function produced by mindfulness meditation.
Psychosomatic Medicine, 65: 4; 564-70

Fine, T.H. and Turner, J.W., Jr. (1982) The Effects of
Brief Restricted Environmental Stimulation Therapy in
the Treatment of Essential Hypertension. Behavior
Research and Therapy, 20, 567-70.

Fine, T.H. & Turner, J.W., Jr. (1985). Rest-assisted
relaxation and chronic pain. Health and Clinical
Psychology, 4, 511-518.

Greicius, M. D. Krasnow, B., Reiss, A. L., & Menon, V.
(2003) Functional connectivity in the resting brain: A
network analysis of the default mode hypothesis, Proc.
Natl. Acad. Sci. 100, 253-258

Holmes, D. S. (1984) Meditation and somatic arousal
reduction. A review of the experimental evidence.
American Psychologist, 39(1), 1-10

Holmes, D. S. (1988) The influence of meditation
versus rest on physiological arousal: a second
evaluation.
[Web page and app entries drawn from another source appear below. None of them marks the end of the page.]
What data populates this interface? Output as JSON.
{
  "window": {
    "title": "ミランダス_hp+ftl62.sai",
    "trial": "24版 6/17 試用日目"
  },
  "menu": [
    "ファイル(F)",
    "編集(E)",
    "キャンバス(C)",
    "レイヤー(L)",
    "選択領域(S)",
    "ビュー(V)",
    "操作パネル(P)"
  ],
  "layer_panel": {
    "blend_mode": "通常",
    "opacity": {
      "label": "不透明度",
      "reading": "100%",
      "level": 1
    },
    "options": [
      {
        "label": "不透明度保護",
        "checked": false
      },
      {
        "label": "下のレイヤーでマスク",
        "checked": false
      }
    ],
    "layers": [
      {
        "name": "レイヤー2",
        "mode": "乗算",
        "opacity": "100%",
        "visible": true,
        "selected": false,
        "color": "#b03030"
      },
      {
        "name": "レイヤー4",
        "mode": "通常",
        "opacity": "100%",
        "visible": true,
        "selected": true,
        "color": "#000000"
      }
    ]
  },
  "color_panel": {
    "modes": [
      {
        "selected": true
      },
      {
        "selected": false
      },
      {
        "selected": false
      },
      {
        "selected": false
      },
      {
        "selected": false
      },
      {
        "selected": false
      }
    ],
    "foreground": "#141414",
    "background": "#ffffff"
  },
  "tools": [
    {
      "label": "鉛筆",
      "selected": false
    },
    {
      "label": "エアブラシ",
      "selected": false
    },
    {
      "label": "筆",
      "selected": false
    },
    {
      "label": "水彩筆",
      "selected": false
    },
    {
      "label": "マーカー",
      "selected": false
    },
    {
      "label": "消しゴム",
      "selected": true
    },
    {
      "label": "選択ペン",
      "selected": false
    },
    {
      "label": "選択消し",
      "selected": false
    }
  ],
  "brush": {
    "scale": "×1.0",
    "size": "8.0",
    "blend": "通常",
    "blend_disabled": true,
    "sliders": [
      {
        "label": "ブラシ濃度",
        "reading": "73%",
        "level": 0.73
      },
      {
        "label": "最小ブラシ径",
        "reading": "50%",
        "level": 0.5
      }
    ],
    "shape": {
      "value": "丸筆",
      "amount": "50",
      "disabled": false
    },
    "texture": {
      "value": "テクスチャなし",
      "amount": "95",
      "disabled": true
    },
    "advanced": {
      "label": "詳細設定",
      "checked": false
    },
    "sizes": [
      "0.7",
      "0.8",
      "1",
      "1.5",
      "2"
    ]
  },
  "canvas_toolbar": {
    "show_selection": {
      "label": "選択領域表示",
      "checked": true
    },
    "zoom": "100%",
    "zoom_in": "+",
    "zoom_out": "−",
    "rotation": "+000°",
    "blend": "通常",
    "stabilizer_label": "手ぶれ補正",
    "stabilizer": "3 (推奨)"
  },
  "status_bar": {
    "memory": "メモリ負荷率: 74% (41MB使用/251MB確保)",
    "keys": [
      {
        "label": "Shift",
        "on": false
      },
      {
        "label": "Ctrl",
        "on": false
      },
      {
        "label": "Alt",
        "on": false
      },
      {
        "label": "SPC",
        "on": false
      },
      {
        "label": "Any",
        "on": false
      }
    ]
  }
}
In Michael A. West (Ed.) The Psychology of
Meditation, Oxford: Clarendon Press

Newberg, A. B. , Iverson, J. (2003) The neural basis
of the complex mental task of meditation,
neurotransmitter and neurochemical considerations.
Medical Hypotheses, 61, 2, 282-291

Jacobs, G., Heilbronner, R., and Stanley, J. (1984)
The Effects of Short-Term Flotation REST on
Relaxation: A Controlled Study. Health Psychology, 3,

Raichle, M. E., MacLeod, A. M., Snyder, A. Z., Powers
W. J., Gusnard, D. A. & Shulman, G. L. (2001) A
default mode of brain function, Proc. Natl. Acad.
Sci., 98, 676-682

Turner, J.W., Jr. and Fine, T.H. (1983) Effects of
Relaxation Associated with Brief Restricted
Environmental Stimulation Therapy (REST) on Plasma
Cortisol, ACTH, and LH. Biofeedback and
Self-Regulation, 8, 115-126.

Wicker, B., Ruby, P., Royet, J. P., and Fonlupt, P.
(2003) A relation between rest and the self in the
brain? Brain Research: Brain Research Reviews, 43(2),